“A lot of times people today read the word Parish and automatically presume it signifies the church as that is how we refer to the church or church neighborhoods today (more so in Boston, etc),” Melillo said in a 2019 email obtained by NewCanaanite.com through a public records request. “So when it comes to the issue of title, it is clear. The People of Canaan Parish, therefore the Town, not the Church.”
It isn’t clear whether Melillo included the subsequent 1903 deed in his research.
It also isn’t clear whether the town will continue to spend taxpayer money on its legal argument with the Congregational Church—more than $40,000 to date, including $1,856.50 in April. As of April 30, according to the legal bill approved last week by the selectmen, the town had already spent $357,786.89 in legal fees in the current fiscal year—meaning New Canaan is certain to exceed the prior year’s $300,000 legal budget yet again. Moynihan has continued to assert publicly that the legal budget overspending is due to affordable housing matters, though he has engaged the town attorney’s firm on specific issues such as the Congregational Church and FOI- and Planning & Zoning-related items that the town often loses. The town hasn’t issued an RFP for legal services since 2012.
Moynihan has called for the question of who owns God’s Acre to be resolved, saying that the town spends money maintaining the property and that the church has no grounds to claim ownership.
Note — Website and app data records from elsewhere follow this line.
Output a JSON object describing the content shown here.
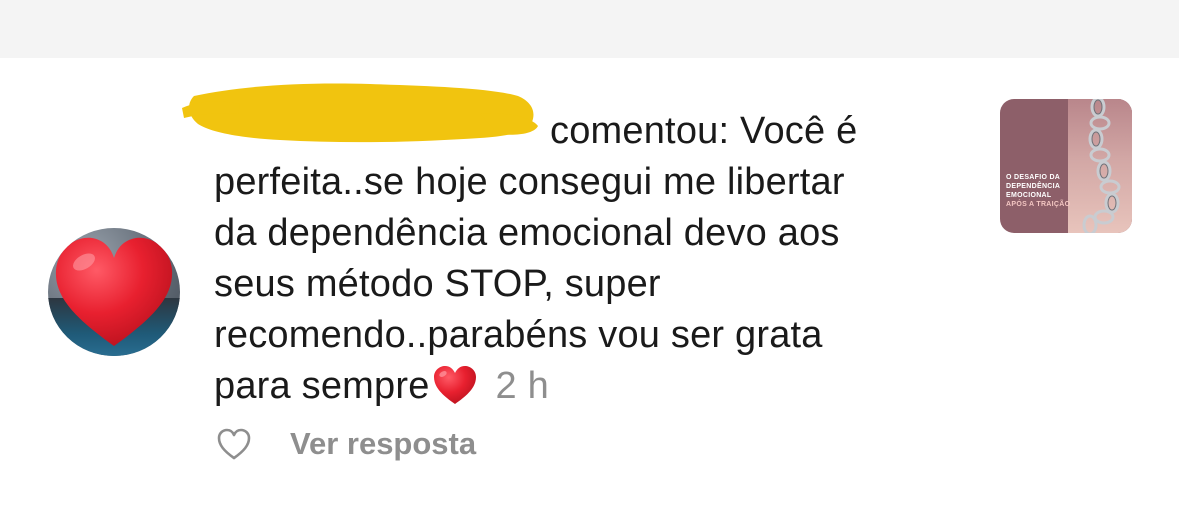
{
  "notification": {
    "comment_lines": [
      "comentou: Você é",
      "perfeita..se hoje consegui me libertar",
      "da dependência emocional devo aos",
      "seus método STOP, super",
      "recomendo..parabéns vou ser grata",
      "para sempre"
    ],
    "time": "2 h",
    "reply_label": "Ver resposta",
    "heart_emoji": "❤️",
    "like_icon": "heart-outline-icon"
  },
  "post_thumbnail": {
    "lines": [
      "O DESAFIO DA",
      "DEPENDÊNCIA",
      "EMOCIONAL",
      "APÓS A TRAIÇÃO"
    ]
  },
  "colors": {
    "text": "#1a1a1a",
    "muted": "#8e8e8e",
    "redaction": "#f1c40f",
    "heart": "#e0202f",
    "top_bar": "#f4f4f4",
    "thumbnail_bg": "#8d5f69"
  }
}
“But we have to resolve it. We can’t just let it hang out there. It’s a property in the center of town. Why is the town spending taxpayer dollars to maintain if we don’t have responsibility for it? I am trying to figure it out. If I knew what the Congregational Church’s position was, I would be able to have a fuller picture. But we researched from our side. All the papers I see say it was a community cemetery that the town of New Canaan is responsible for. I seriously do not understand why they think they have an ownership interest.”
God’s Acre is popularly known in New Canaan as the site of two important annual community events—Christmas Eve caroling and the Veterans Day ceremony. Purchased for three pounds in 1773 and deeded to “the Proprietors of the Parish of Canaan,” what is known today as God’s Acre was to be a cemetery for “public benefit for the whole community,” Mary Louise King writes in her 1981 history “Portrait of New Canaan.”
Why is new Canaan changing its history??? It seems we are taking historical landmarks and turning them into something else.. Why put a concrete patio in the space of the beautiful lawn leading to the cross on Gods Acre? The space is not an outside auditorium. It saddens me.